Not Giving Up

The next day we worked hard again, and my colleague eventually found the issue. One of the previous developers had left some code that caused the database to crash under any significant load. We would have discovered this bug had we been allowed to follow our schedule. It was bittersweet knowing the issue was not due to us directly, but that we would have spotted it were we given the chance and listened to. Again that day we worked late into the night making sure everything was working. Again we received no thanks or barely any acknowledgement from management for what we had managed to do in such a short time.

Teamwork

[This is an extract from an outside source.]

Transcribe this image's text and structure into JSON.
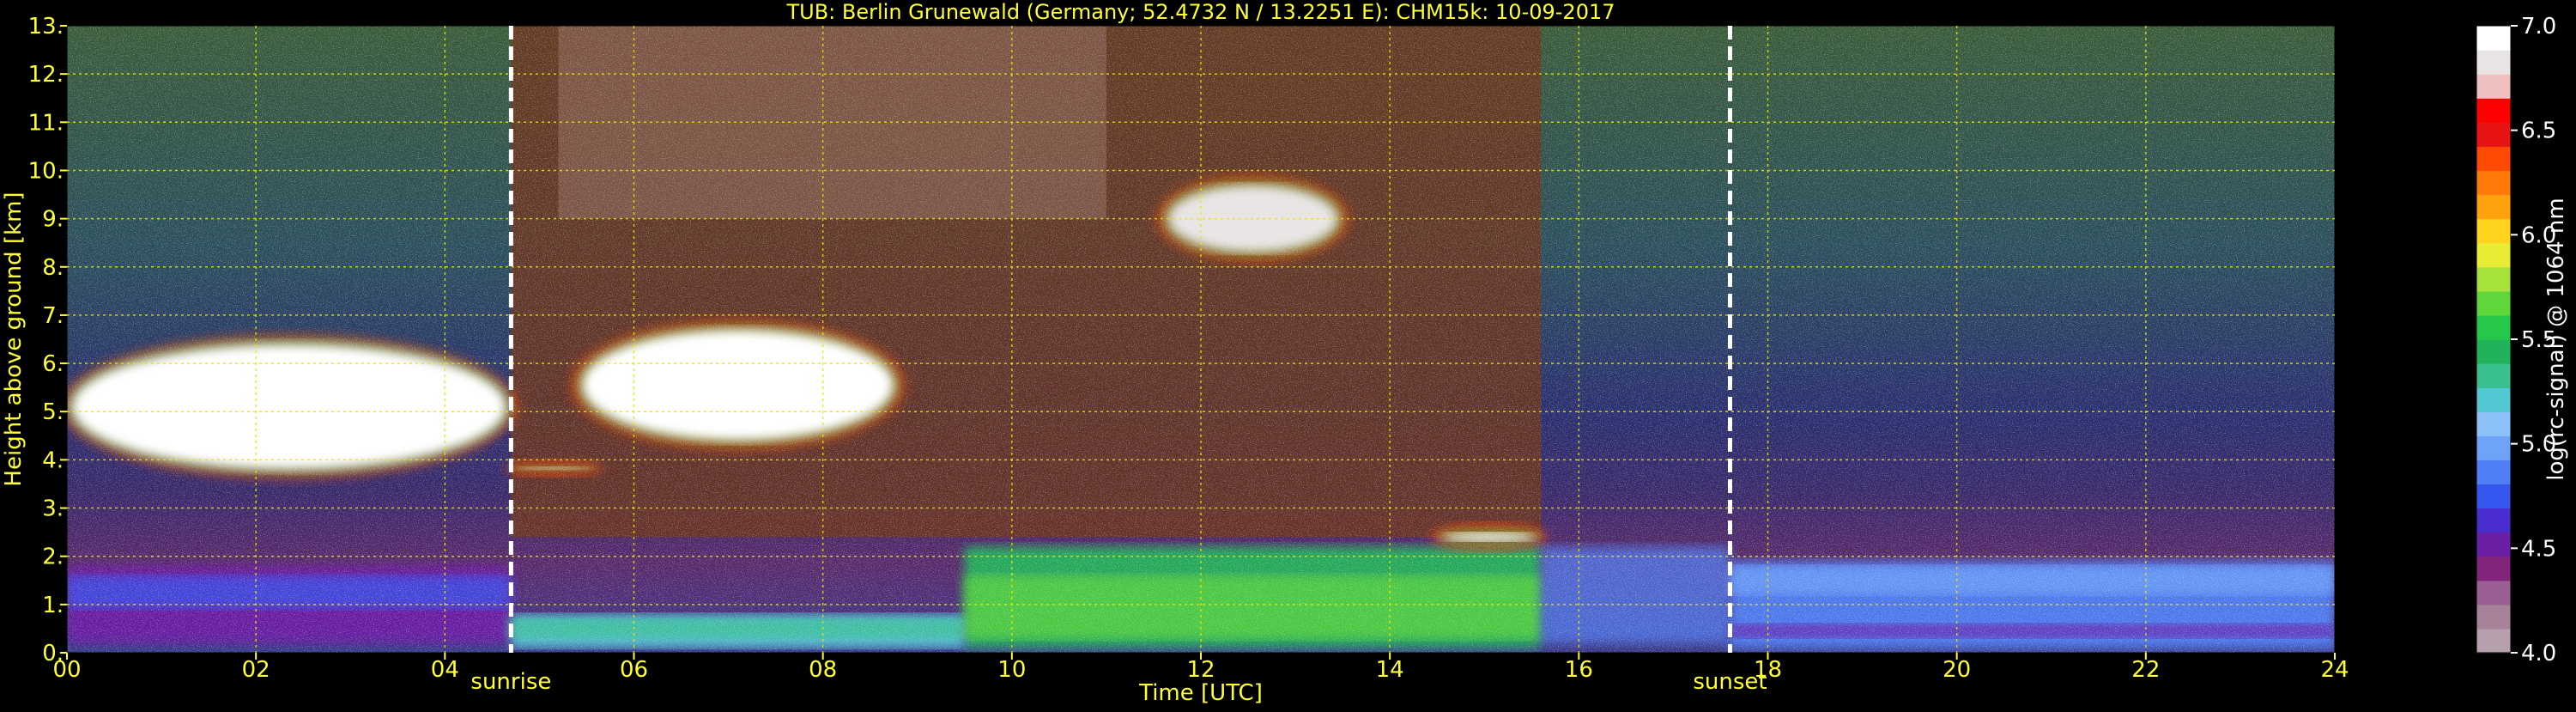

Fortunately, the rest of the development team rallied around us that day and offered support. Our internal team provided the support both in skill and mental that was needed to get us through. 

At the end of this both myself and my colleague were left frustrated, undervalued and underappreciated. Our enthusiasm and worth had massively dropped for the company. And still no acknowledgement of thanks for resolving this issue.

Subsequently, my colleague handed in their notice having been offered a role somewhere else. So I felt very alone, and when I asked if he would be replaced I was told no. So I felt that the company now totally did not value us due to an error that could have been prevented. I felt worthless and wondered where my future lay.

What next?

It was at this point following discussions with my wife and my parents that I decided it was time to move on. And despite not having a new job in a place I handed in my notice. I felt equal parts terrified and liberated.

I changed my status on LinkedIn to “looking for work” and didn’t really do much else. I had to work 3 months notice so I did not want to rush anything. I was amazed when people came to me… saying they had jobs for me. I was so used to looking and applying this was a new experience. I had a lot of recruitment agencies in touch (as expected), but I suddenly felt worth again, appreciated, that someone wanted me in their company. I agreed to my CV going to two companies that took my interest. Both offered interviews. I went to both and was offered both! This was incredible, I felt in demand.

Then a company contacted me directly, saying they wanted to meet up for a chat. So I did, and they offered me a job as well! I was three for three, having not long ago massively undervalued myself, my skills and what I could offer.

I took the job with the company who contacted me directly in the end. I look back on what happened and now use it as a lesson to never feel underappreciated again. To give thanks and praise to others I work with, to make sure someone acknowledges what gets done. To #NeverGiveUP.

SHARE THIS

WP and UP

Share #NeverGiveUP: Changing jobs and finding positivity

GUEST AUTHOR

WP and UP

Simon Pollard

Simon is a web developer specialising in WordPress. He has been making websites for over 20 years and has worked on projects for clients such as British Rowing and Lego. He is one of the lead organisers and a founding member of the Bristol WordPress meetup.

GUEST POST

WP and UP

This is a guest post written for WP&UP.  If you are interested in featuring on the WP&UP blog as a guest author or maybe you'd like to be featured on the #PressForward Podcast, then reach out to the team and we'll work with you.

Articles can be posted anonymously. 

WHAT DO YOU THINK?

WP and UP
Simon Pollard